HEALTHCARE QUALITY POLICY AND LAW 4
HealthcareQuality Policy and Law
Nationalstandard of care: Meaning from a health care quality and legalperspective
Nationalstandards of care mean the ‘professional rules’ that guidesmedical practitioners in their work from a health care perspective.Medical practitioners are supposed to conduct their professionalduties through upholding exemplary standards of conduct. Thesestandards are recognized within and outside the healthcare domainsand ensures that there is ‘good standing’ in the provision ofhealthcare services (Joel and Sara, 2012).
Thenational standards of care fall under codes of practice andcopemptency standards. By observing good code of practice, healthcarepractitioners are able to enhance health care quality through theirservices. In legal terms, National standards of care refer toprofessional custom rules that guide health care practitioners’actions. National standards of care are set of laws that help tocheck on physicians’ malpractice while offering healthcareservices. National standard of care sets conditions againstphysicians’ negligence in duty, harm and causation (Joel and Sara,2012).
Doestort law help avoid errors and promote higher quality of healthcare?
Thetort laws are important in the provision of healthcare services byphysicians. In particular, a tort helps to avoid physicians’negligence and medical malpractice. In this way, tort law helps toenhance patents safety and prevent medical injuries. In addition,tort laws are effective in promoting open communication betweenpractitioners and patients. Another important aspect is that, tortscreate injury compensation system for clients. In these aspects, tortlaws help in capping damages and lessening litigation processes (Joeland Sara, 2012).
However,there has been an increase in medical error which has raised concernsover the tort system effectiveness in deterring negligence andpatient compensation. In particular, the problem is exacerbated byinconsistency when assessing medical liability when assessingnegligence and compensation for patients. However, with reforms, tortlaws are effective in forestalling any medical negligence andfacilitating easier compensation litigations (Joel and Sara, 2012).

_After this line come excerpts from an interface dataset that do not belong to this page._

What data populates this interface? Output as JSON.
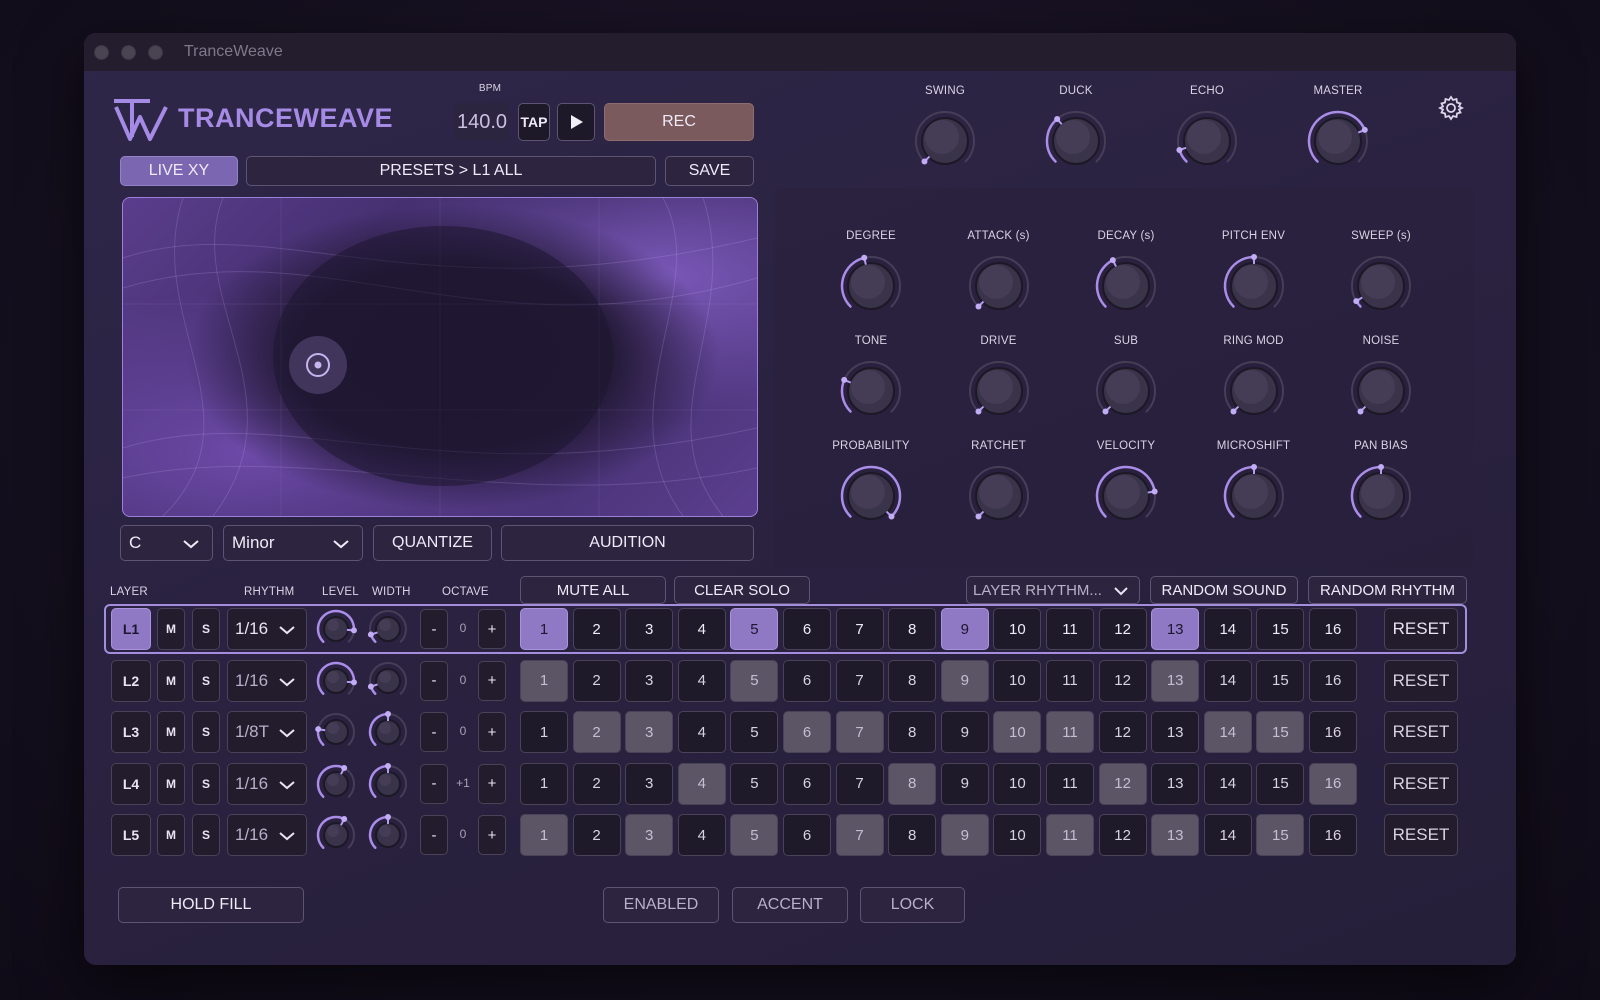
{
  "window": {
    "title": "TranceWeave"
  },
  "app": {
    "name": "TRANCEWEAVE"
  },
  "transport": {
    "bpm_label": "BPM",
    "bpm_value": "140.0",
    "tap_label": "TAP",
    "rec_label": "REC"
  },
  "header": {
    "live_xy_label": "LIVE XY",
    "preset_path": "PRESETS > L1 ALL",
    "save_label": "SAVE"
  },
  "master_knobs": [
    {
      "label": "SWING",
      "value": 0.0
    },
    {
      "label": "DUCK",
      "value": 0.35
    },
    {
      "label": "ECHO",
      "value": 0.1
    },
    {
      "label": "MASTER",
      "value": 0.75
    }
  ],
  "synth_knobs": [
    {
      "label": "DEGREE",
      "value": 0.45
    },
    {
      "label": "ATTACK (s)",
      "value": 0.0
    },
    {
      "label": "DECAY (s)",
      "value": 0.4
    },
    {
      "label": "PITCH ENV",
      "value": 0.5
    },
    {
      "label": "SWEEP (s)",
      "value": 0.05
    },
    {
      "label": "TONE",
      "value": 0.25
    },
    {
      "label": "DRIVE",
      "value": 0.0
    },
    {
      "label": "SUB",
      "value": 0.0
    },
    {
      "label": "RING MOD",
      "value": 0.0
    },
    {
      "label": "NOISE",
      "value": 0.0
    },
    {
      "label": "PROBABILITY",
      "value": 1.0
    },
    {
      "label": "RATCHET",
      "value": 0.0
    },
    {
      "label": "VELOCITY",
      "value": 0.8
    },
    {
      "label": "MICROSHIFT",
      "value": 0.5
    },
    {
      "label": "PAN BIAS",
      "value": 0.5
    }
  ],
  "scale": {
    "root": "C",
    "mode": "Minor",
    "quantize_label": "QUANTIZE",
    "audition_label": "AUDITION"
  },
  "seq_header": {
    "layer": "LAYER",
    "rhythm": "RHYTHM",
    "level": "LEVEL",
    "width": "WIDTH",
    "octave": "OCTAVE",
    "mute_all": "MUTE ALL",
    "clear_solo": "CLEAR SOLO",
    "layer_rhythm": "LAYER RHYTHM...",
    "random_sound": "RANDOM SOUND",
    "random_rhythm": "RANDOM RHYTHM"
  },
  "layers": [
    {
      "name": "L1",
      "rhythm": "1/16",
      "octave": "0",
      "level": 0.85,
      "width": 0.1,
      "steps_on": [
        1,
        5,
        9,
        13
      ],
      "reset": "RESET",
      "m": "M",
      "s": "S",
      "minus": "-",
      "plus": "+"
    },
    {
      "name": "L2",
      "rhythm": "1/16",
      "octave": "0",
      "level": 0.85,
      "width": 0.1,
      "steps_on": [
        1,
        5,
        9,
        13
      ],
      "reset": "RESET",
      "m": "M",
      "s": "S",
      "minus": "-",
      "plus": "+"
    },
    {
      "name": "L3",
      "rhythm": "1/8T",
      "octave": "0",
      "level": 0.2,
      "width": 0.5,
      "steps_on": [
        2,
        3,
        6,
        7,
        10,
        11,
        14,
        15
      ],
      "reset": "RESET",
      "m": "M",
      "s": "S",
      "minus": "-",
      "plus": "+"
    },
    {
      "name": "L4",
      "rhythm": "1/16",
      "octave": "+1",
      "level": 0.6,
      "width": 0.5,
      "steps_on": [
        4,
        8,
        12,
        16
      ],
      "reset": "RESET",
      "m": "M",
      "s": "S",
      "minus": "-",
      "plus": "+"
    },
    {
      "name": "L5",
      "rhythm": "1/16",
      "octave": "0",
      "level": 0.6,
      "width": 0.5,
      "steps_on": [
        1,
        3,
        5,
        7,
        9,
        11,
        13,
        15
      ],
      "reset": "RESET",
      "m": "M",
      "s": "S",
      "minus": "-",
      "plus": "+"
    }
  ],
  "step_numbers": [
    "1",
    "2",
    "3",
    "4",
    "5",
    "6",
    "7",
    "8",
    "9",
    "10",
    "11",
    "12",
    "13",
    "14",
    "15",
    "16"
  ],
  "footer": {
    "hold_fill": "HOLD FILL",
    "enabled": "ENABLED",
    "accent": "ACCENT",
    "lock": "LOCK"
  },
  "colors": {
    "accent": "#9d82e0",
    "rec": "#7a5a5c",
    "highlight": "#8f79c4"
  },
  "icons": {
    "settings": "gear-icon",
    "play": "play-icon",
    "chevron": "chevron-down-icon",
    "xy": "target-icon"
  }
}
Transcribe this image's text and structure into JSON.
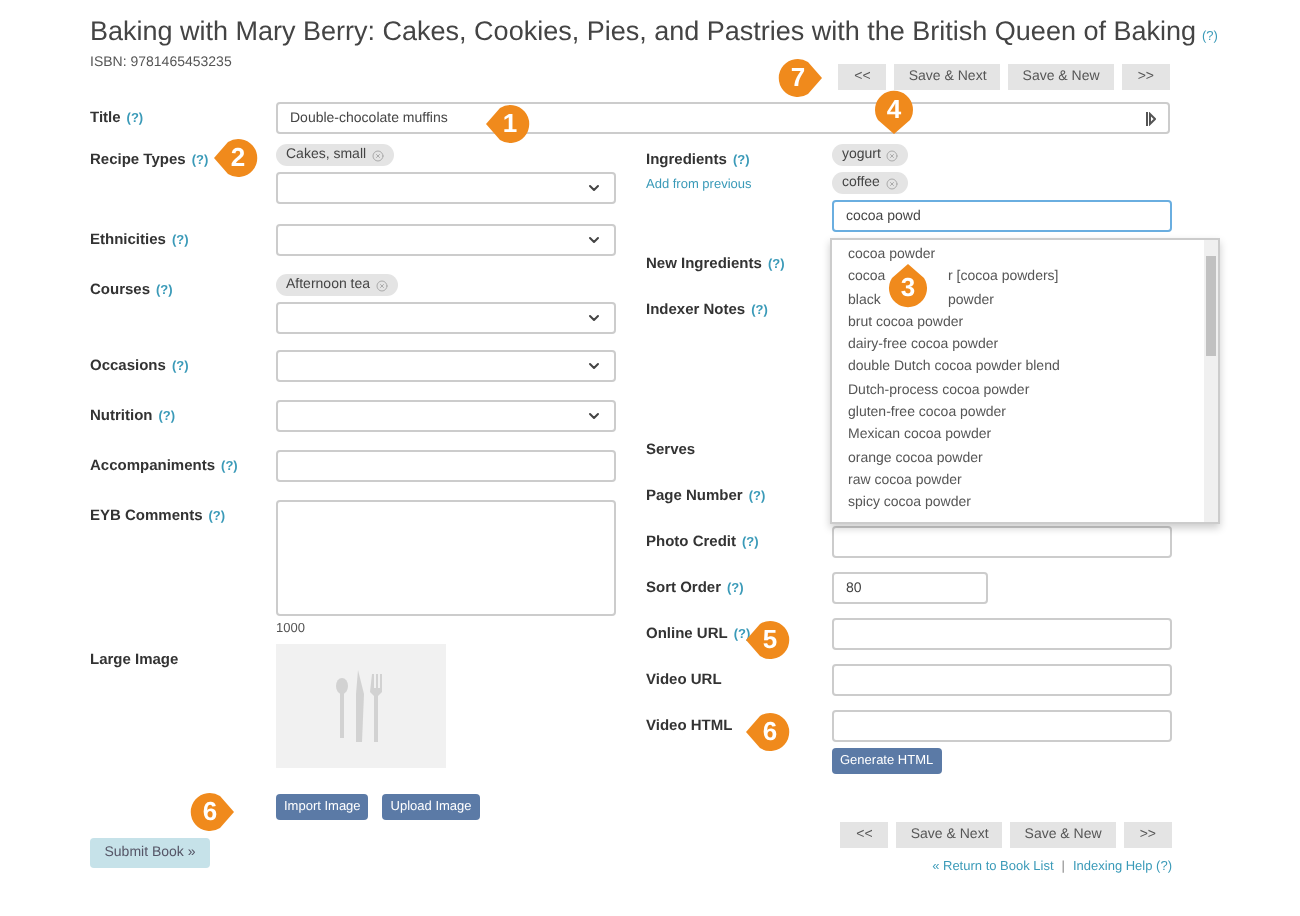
{
  "book": {
    "title": "Baking with Mary Berry: Cakes, Cookies, Pies, and Pastries with the British Queen of Baking",
    "help": "(?)",
    "isbn": "ISBN: 9781465453235"
  },
  "nav_top": [
    "<<",
    "Save & Next",
    "Save & New",
    ">>"
  ],
  "title_field": {
    "label": "Title",
    "help": "(?)",
    "value": "Double-chocolate muffins"
  },
  "left_fields": [
    {
      "kind": "select",
      "label": "Recipe Types",
      "help": "(?)",
      "tags": [
        "Cakes, small"
      ]
    },
    {
      "kind": "select",
      "label": "Ethnicities",
      "help": "(?)"
    },
    {
      "kind": "select",
      "label": "Courses",
      "help": "(?)",
      "tags": [
        "Afternoon tea"
      ]
    },
    {
      "kind": "select",
      "label": "Occasions",
      "help": "(?)"
    },
    {
      "kind": "select",
      "label": "Nutrition",
      "help": "(?)"
    },
    {
      "kind": "text",
      "label": "Accompaniments",
      "help": "(?)"
    },
    {
      "kind": "textarea",
      "label": "EYB Comments",
      "help": "(?)",
      "counter": "1000"
    },
    {
      "kind": "image",
      "label": "Large Image",
      "buttons": [
        "Import Image",
        "Upload Image"
      ]
    }
  ],
  "submit": "Submit Book »",
  "right_fields": [
    {
      "kind": "tags-input",
      "label": "Ingredients",
      "help": "(?)",
      "link": "Add from previous",
      "tags": [
        "yogurt",
        "coffee"
      ],
      "value": "cocoa powd"
    },
    {
      "kind": "covered",
      "label": "New Ingredients",
      "help": "(?)"
    },
    {
      "kind": "covered-tall",
      "label": "Indexer Notes",
      "help": "(?)"
    },
    {
      "kind": "covered",
      "label": "Serves"
    },
    {
      "kind": "covered",
      "label": "Page Number",
      "help": "(?)"
    },
    {
      "kind": "text",
      "label": "Photo Credit",
      "help": "(?)"
    },
    {
      "kind": "short",
      "label": "Sort Order",
      "help": "(?)",
      "value": "80"
    },
    {
      "kind": "text",
      "label": "Online URL",
      "help": "(?)"
    },
    {
      "kind": "text",
      "label": "Video URL"
    },
    {
      "kind": "text",
      "label": "Video HTML",
      "button": "Generate HTML"
    }
  ],
  "suggestions": [
    {
      "parts": [
        "cocoa powder"
      ]
    },
    {
      "parts": [
        "cocoa",
        "r [cocoa powders]"
      ]
    },
    {
      "parts": [
        "black",
        "powder"
      ]
    },
    {
      "parts": [
        "brut cocoa powder"
      ]
    },
    {
      "parts": [
        "dairy-free cocoa powder"
      ]
    },
    {
      "parts": [
        "double Dutch cocoa powder blend"
      ]
    },
    {
      "parts": [
        "Dutch-process cocoa powder"
      ]
    },
    {
      "parts": [
        "gluten-free cocoa powder"
      ]
    },
    {
      "parts": [
        "Mexican cocoa powder"
      ]
    },
    {
      "parts": [
        "orange cocoa powder"
      ]
    },
    {
      "parts": [
        "raw cocoa powder"
      ]
    },
    {
      "parts": [
        "spicy cocoa powder"
      ]
    }
  ],
  "nav_bottom": [
    "<<",
    "Save & Next",
    "Save & New",
    ">>"
  ],
  "footer": {
    "return_link": "« Return to Book List",
    "separator": "|",
    "help_link": "Indexing Help",
    "help": "(?)"
  },
  "callouts": [
    {
      "number": "1",
      "kind": "left"
    },
    {
      "number": "2",
      "kind": "left"
    },
    {
      "number": "3",
      "kind": "up"
    },
    {
      "number": "4",
      "kind": "down"
    },
    {
      "number": "5",
      "kind": "left"
    },
    {
      "number": "6",
      "kind": "left"
    },
    {
      "number": "6",
      "kind": "right"
    },
    {
      "number": "7",
      "kind": "right"
    }
  ]
}
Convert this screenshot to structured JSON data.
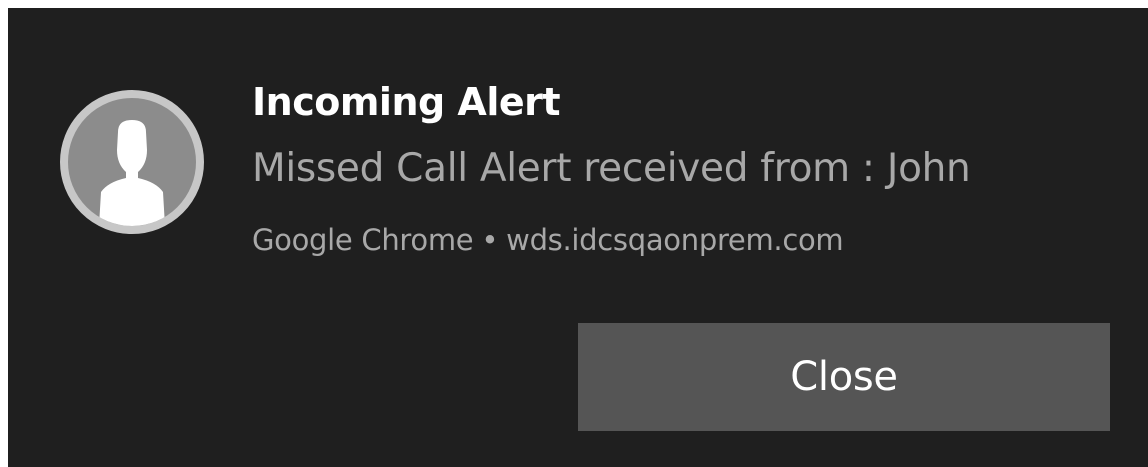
{
  "notification": {
    "avatar_icon": "user-silhouette-icon",
    "title": "Incoming Alert",
    "message": "Missed Call Alert received from : John",
    "app_name": "Google Chrome",
    "separator": "•",
    "origin": "wds.idcsqaonprem.com",
    "close_label": "Close"
  },
  "colors": {
    "background": "#1f1f1f",
    "title": "#ffffff",
    "secondary_text": "#a8a8a8",
    "button": "#555555",
    "avatar_fill": "#8c8c8c",
    "avatar_ring": "#c7c7c7"
  }
}
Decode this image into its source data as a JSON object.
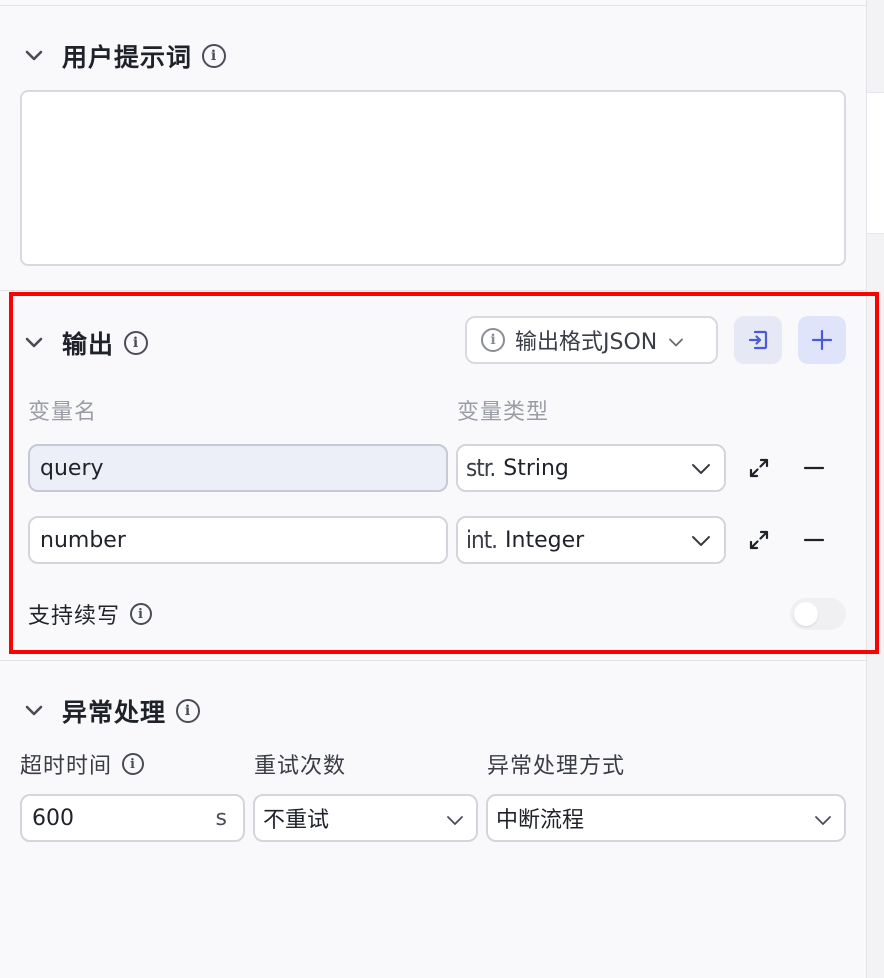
{
  "user_prompt": {
    "title": "用户提示词",
    "value": ""
  },
  "output": {
    "title": "输出",
    "format_button": "输出格式JSON",
    "col_name": "变量名",
    "col_type": "变量类型",
    "variables": [
      {
        "name": "query",
        "type_prefix": "str.",
        "type": "String"
      },
      {
        "name": "number",
        "type_prefix": "int.",
        "type": "Integer"
      }
    ],
    "continue_label": "支持续写",
    "continue_enabled": false
  },
  "exception": {
    "title": "异常处理",
    "timeout_label": "超时时间",
    "timeout_value": "600",
    "timeout_unit": "s",
    "retry_label": "重试次数",
    "retry_value": "不重试",
    "method_label": "异常处理方式",
    "method_value": "中断流程"
  },
  "colors": {
    "highlight": "#ff0000",
    "accent": "#4b5bd6",
    "add_button_bg": "#e0e4fb"
  }
}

JoelB. Teitlbaum and Sara E. (2012). Wilensky.Essentials of Health Law and Policy, 2nd eds.United States: Jones and Bartlett Publishers.